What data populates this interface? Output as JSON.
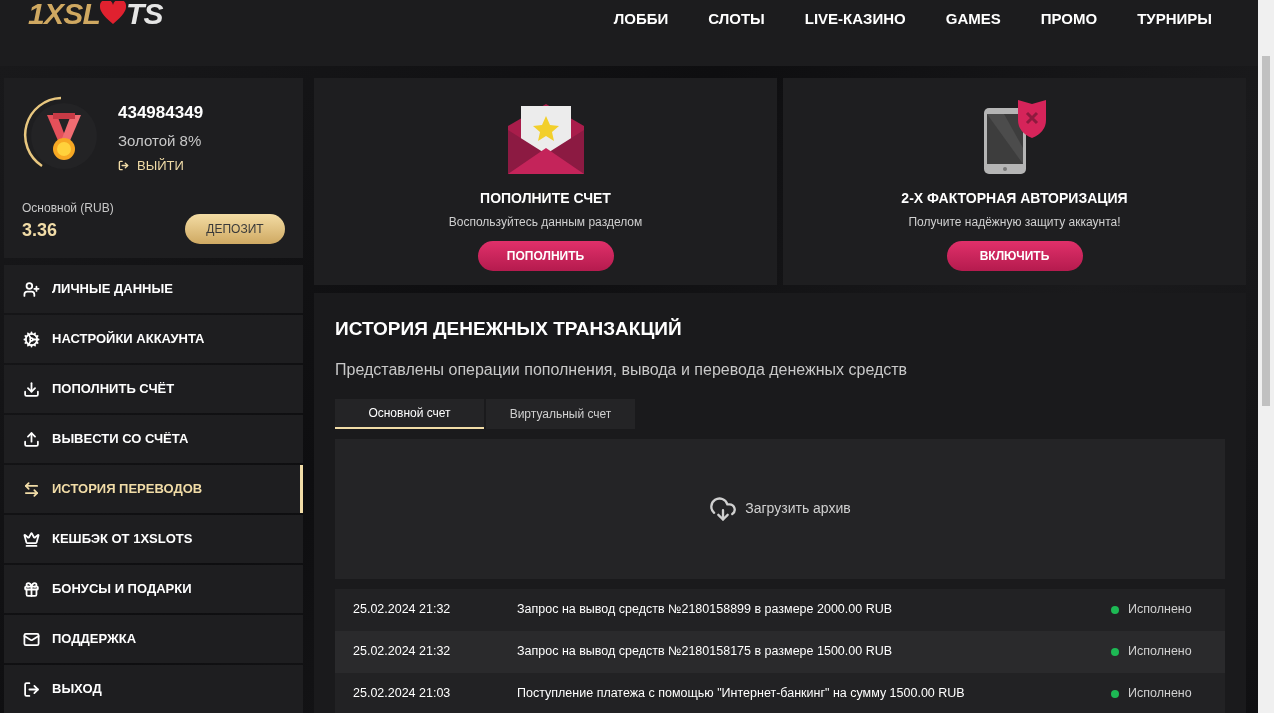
{
  "logo": {
    "left": "1XSL",
    "right": "TS"
  },
  "nav": [
    {
      "label": "ЛОББИ"
    },
    {
      "label": "СЛОТЫ"
    },
    {
      "label": "LIVE-КАЗИНО"
    },
    {
      "label": "GAMES"
    },
    {
      "label": "ПРОМО"
    },
    {
      "label": "ТУРНИРЫ"
    }
  ],
  "profile": {
    "id": "434984349",
    "status": "Золотой 8%",
    "logout": "ВЫЙТИ",
    "balance_label": "Основной (RUB)",
    "balance": "3.36",
    "deposit": "ДЕПОЗИТ"
  },
  "sidebar": {
    "items": [
      {
        "kind": "user",
        "label": "ЛИЧНЫЕ ДАННЫЕ",
        "selected": false
      },
      {
        "kind": "settings",
        "label": "НАСТРОЙКИ АККАУНТА",
        "selected": false
      },
      {
        "kind": "deposit",
        "label": "ПОПОЛНИТЬ СЧЁТ",
        "selected": false
      },
      {
        "kind": "withdraw",
        "label": "ВЫВЕСТИ СО СЧЁТА",
        "selected": false
      },
      {
        "kind": "history",
        "label": "ИСТОРИЯ ПЕРЕВОДОВ",
        "selected": true
      },
      {
        "kind": "cashback",
        "label": "КЕШБЭК ОТ 1XSLOTS",
        "selected": false
      },
      {
        "kind": "bonus",
        "label": "БОНУСЫ И ПОДАРКИ",
        "selected": false
      },
      {
        "kind": "support",
        "label": "ПОДДЕРЖКА",
        "selected": false
      },
      {
        "kind": "exit",
        "label": "ВЫХОД",
        "selected": false
      }
    ]
  },
  "promos": [
    {
      "kind": "envelope",
      "title": "ПОПОЛНИТЕ СЧЕТ",
      "text": "Воспользуйтесь данным разделом",
      "button": "ПОПОЛНИТЬ"
    },
    {
      "kind": "phone",
      "title": "2-Х ФАКТОРНАЯ АВТОРИЗАЦИЯ",
      "text": "Получите надёжную защиту аккаунта!",
      "button": "ВКЛЮЧИТЬ"
    }
  ],
  "history": {
    "title": "ИСТОРИЯ ДЕНЕЖНЫХ ТРАНЗАКЦИЙ",
    "subtitle": "Представлены операции пополнения, вывода и перевода денежных средств",
    "tabs": [
      {
        "label": "Основной счет",
        "selected": true
      },
      {
        "label": "Виртуальный счет",
        "selected": false
      }
    ],
    "archive": "Загрузить архив",
    "rows": [
      {
        "date": "25.02.2024 21:32",
        "description": "Запрос на вывод средств №2180158899 в размере 2000.00 RUB",
        "status": "Исполнено",
        "color": "#1db954"
      },
      {
        "date": "25.02.2024 21:32",
        "description": "Запрос на вывод средств №2180158175 в размере 1500.00 RUB",
        "status": "Исполнено",
        "color": "#1db954"
      },
      {
        "date": "25.02.2024 21:03",
        "description": "Поступление платежа с помощью \"Интернет-банкинг\" на сумму 1500.00 RUB",
        "status": "Исполнено",
        "color": "#1db954"
      }
    ]
  }
}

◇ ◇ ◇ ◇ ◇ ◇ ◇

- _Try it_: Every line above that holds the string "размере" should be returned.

- _Output for this exercise_:
        "description": "Запрос на вывод средств №2180158899 в размере 2000.00 RUB",
        "description": "Запрос на вывод средств №2180158175 в размере 1500.00 RUB",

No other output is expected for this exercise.